The way people can fight gangs, said Christie, is the same way they must fight political corruption. They need to get engaged in the body politic.
At this point, voters no longer have the luxury of disengagement, Christie said. They cannot expect a U.S. Attorney, 16 lawyers and 24 FBI agents to police 566 municipalities, 21 counties, 612 school boards and a state budget totaling $33 billion.
“We cannot do it,” said Christie. “We cannot physically do it.”

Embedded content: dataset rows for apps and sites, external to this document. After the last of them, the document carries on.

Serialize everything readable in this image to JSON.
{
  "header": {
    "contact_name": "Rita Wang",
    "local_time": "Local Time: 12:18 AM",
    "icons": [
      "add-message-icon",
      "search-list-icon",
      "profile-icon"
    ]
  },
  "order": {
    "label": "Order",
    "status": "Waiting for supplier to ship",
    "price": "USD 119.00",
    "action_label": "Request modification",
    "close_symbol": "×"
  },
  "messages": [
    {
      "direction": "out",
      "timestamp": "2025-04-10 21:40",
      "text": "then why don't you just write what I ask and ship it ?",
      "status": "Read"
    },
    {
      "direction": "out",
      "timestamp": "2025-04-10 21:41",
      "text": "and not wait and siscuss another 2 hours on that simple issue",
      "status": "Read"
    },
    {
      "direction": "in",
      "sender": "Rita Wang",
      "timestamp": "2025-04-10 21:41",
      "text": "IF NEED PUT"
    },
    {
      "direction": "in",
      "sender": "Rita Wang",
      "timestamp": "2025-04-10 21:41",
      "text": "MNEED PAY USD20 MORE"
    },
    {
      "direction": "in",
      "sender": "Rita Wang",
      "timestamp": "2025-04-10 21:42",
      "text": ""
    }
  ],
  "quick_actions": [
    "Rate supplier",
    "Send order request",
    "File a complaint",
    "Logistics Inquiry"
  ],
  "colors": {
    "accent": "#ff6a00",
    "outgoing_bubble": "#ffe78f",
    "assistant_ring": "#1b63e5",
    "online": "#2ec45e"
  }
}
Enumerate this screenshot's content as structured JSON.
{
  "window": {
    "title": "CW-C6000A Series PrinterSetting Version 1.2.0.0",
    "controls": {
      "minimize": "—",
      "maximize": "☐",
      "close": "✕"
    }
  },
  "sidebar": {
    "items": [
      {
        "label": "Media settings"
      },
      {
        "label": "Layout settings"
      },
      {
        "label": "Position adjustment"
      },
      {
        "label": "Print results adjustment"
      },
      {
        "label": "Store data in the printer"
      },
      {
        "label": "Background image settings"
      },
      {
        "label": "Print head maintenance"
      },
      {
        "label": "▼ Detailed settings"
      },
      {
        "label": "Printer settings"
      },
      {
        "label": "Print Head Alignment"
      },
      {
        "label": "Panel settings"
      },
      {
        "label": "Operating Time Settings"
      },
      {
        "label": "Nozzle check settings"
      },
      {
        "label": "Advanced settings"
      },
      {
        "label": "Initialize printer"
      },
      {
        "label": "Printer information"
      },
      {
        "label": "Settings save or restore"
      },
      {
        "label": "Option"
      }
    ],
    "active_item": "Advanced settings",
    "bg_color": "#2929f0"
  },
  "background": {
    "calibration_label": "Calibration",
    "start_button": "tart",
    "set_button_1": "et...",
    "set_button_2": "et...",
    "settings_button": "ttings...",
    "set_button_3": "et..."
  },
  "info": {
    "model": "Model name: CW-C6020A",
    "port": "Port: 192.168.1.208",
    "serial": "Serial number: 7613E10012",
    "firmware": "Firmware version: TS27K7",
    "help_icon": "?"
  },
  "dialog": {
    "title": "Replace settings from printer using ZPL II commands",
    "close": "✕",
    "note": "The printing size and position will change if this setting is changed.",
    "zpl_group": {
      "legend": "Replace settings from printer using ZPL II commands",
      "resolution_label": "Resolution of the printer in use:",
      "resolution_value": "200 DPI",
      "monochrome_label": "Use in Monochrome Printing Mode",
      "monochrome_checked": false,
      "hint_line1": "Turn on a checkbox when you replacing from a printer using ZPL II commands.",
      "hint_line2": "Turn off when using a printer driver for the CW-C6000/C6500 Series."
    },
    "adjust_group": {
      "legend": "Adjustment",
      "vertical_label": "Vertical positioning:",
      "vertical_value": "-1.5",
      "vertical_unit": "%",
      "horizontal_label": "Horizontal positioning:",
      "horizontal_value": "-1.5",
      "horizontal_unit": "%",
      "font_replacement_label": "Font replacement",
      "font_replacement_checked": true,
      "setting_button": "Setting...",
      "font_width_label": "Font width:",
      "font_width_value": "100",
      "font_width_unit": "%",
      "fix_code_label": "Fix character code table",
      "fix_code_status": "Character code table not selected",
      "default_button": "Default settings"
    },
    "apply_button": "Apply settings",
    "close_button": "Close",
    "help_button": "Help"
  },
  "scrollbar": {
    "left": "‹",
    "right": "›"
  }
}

Today, standing in his adopted hometown where the killings Newark Mayor Cory Booker said the city’s Newark Community Foundation would be installing security cameras and audio gunshot-detection machines throughout the city. The$3.2 millioninitiative will add 50 additional police surveillance cameras to the already existing 32 cameras on the city’s streets. “The acoustic sensors will be able to detect and pinpoint the source of gunfire over a seven square-mile area of the city that has suffered 80 percent of the gun violence since January 2005,” according to the Mayor’s Office.
Meanwhile, the quiet work of community organizers continued.
Members of the Street Warriors, a community action group in Newark, again went into the housing complexes they frequent Tuesday and Thursday.
“From 5 p.m. to 8 p.m. we engage the young people,” said one of the group’s mentors, Abdul Muhammed. “We have basketball and boxing classes. We teach young people how to dress and talk, how to make a good impression when going on a job interview.”
Muhammed, 28, knows that world he now fights. Ten years ago he says he accidently shot and killed his brother. He did time. Now he and the other founders of Street Warriors want to instruct youth in alternatives to gangs.
“We all met each other in prison, and when we got out we wanted to do something positive for the community,” said Muhammed.
They say it over and over again, those like Muhammed who work the neighborhoods. The state can only do so much. The city can only install so many cameras. The gang is an alternative to a family that doesn’t exist or that is so broken the young people take refuge in the streets.
“We serve 250 families a year by offering them a safe haven from crisis,” said Ruth Kleiman, director of Babyland Family Services in Newark. “Domestic violence has increased, not only among the ranks of U.S. citizens but among the immigrant population. What we’re seeing more and more of are male green card carriers keeping undocumented females under their control; using their legal status as another tool for power and control.”
Father Edwin Leahy, headmaster of St. Benedict’s Preparatory Academy on Martin Luther King Boulevard, said the fact that three young people were in college gets the attention of the media but everywhere, in every neighborhood, every house or apartment, park or street, whatever the social or ethnic background, a community’s bitter demand remains: “Nobody should get killed.”